When it comes to personal injury law, things can get complicated quickly. Each state has different laws, and you may find yourself wondering how they apply to you. The Arkansas personal injury lawyers at Taylor King & Associates are well-versed in Arkansas’s specific personal injury laws. Online research doesn’t replace the knowledge and experience an actual lawyer can give you, but learning the basics of Arkansas law can help you feel more confident throughout the process of filing a claim.


Arkansas Auto Insurance Laws

Arkansas is a “fault” or “at-fault” state when it comes to auto accidents. This means that drivers in Arkansas can seek compensation from either their own insurance company or the other drivers, but they can also pursue compensation by filing a case in court.  


Statute of Limitations

Every state, including Arkansas, has a “statute of limitations” for filing a personal injury case in court. A statute of limitations is a deadline that prevents people from trying to take legal action decades after the accident occurred. If you have been injured in a car wreck, you have three years to file a lawsuit in Arkansas. If your injuries are not diagnosed until several days after the accident, the three-year period will begin on the date of diagnosis or discovery.


Modified Comparative Fault

With a personal injury claim, sometimes the defense may argue that the injured person was partially to blame for the accident. Arkansas recognizes “modified comparative fault” in cases like this. Under this rule, if you are injured in an accident and are found to be 10% at fault (for example), your awarded damages - the money you receive - will be reduced by 10%. Injured persons who are partly at fault can still be awarded some compensation, as long as their percentage of fault is less than 50%. If a plaintiff is found to be 50% responsible for the accident, they cannot collect compensation money from the defendant/at-fault party.  

This rule is usually applied in negligence cases, but insurance adjusters may bring it up during settlement negotiation.


Damage Caps

Some states put a cap on damages payable for injury cases, the maximum dollar amount that a plaintiff can be awarded. Arkansas does not set a cap on damages. Section 32 of Article 5 in the Arkansas state constitution prohibits this type of limit.  

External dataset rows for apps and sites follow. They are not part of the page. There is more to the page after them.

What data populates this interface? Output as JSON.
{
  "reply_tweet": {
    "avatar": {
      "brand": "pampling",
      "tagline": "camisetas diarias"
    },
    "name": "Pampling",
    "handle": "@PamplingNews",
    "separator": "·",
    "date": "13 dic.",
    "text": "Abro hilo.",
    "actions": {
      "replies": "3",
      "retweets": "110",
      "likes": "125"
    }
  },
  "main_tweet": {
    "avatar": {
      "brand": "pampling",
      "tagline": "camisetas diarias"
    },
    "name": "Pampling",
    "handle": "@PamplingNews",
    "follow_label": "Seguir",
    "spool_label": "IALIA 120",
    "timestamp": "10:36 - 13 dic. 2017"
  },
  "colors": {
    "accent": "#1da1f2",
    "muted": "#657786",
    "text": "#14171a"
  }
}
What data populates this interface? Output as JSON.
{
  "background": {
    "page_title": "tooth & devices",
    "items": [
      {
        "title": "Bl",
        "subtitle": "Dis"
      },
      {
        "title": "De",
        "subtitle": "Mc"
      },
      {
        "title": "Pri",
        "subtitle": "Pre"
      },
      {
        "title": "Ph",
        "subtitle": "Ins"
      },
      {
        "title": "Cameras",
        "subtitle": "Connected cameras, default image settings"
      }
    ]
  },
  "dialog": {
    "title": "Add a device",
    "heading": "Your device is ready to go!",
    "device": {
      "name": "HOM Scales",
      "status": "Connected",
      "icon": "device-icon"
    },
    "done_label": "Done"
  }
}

To learn more about the personal injury laws in Arkansas, check out Title 16 of the Arkansas Code or call one of the personal injury lawyers at Taylor King & Associates for a free case consultation today.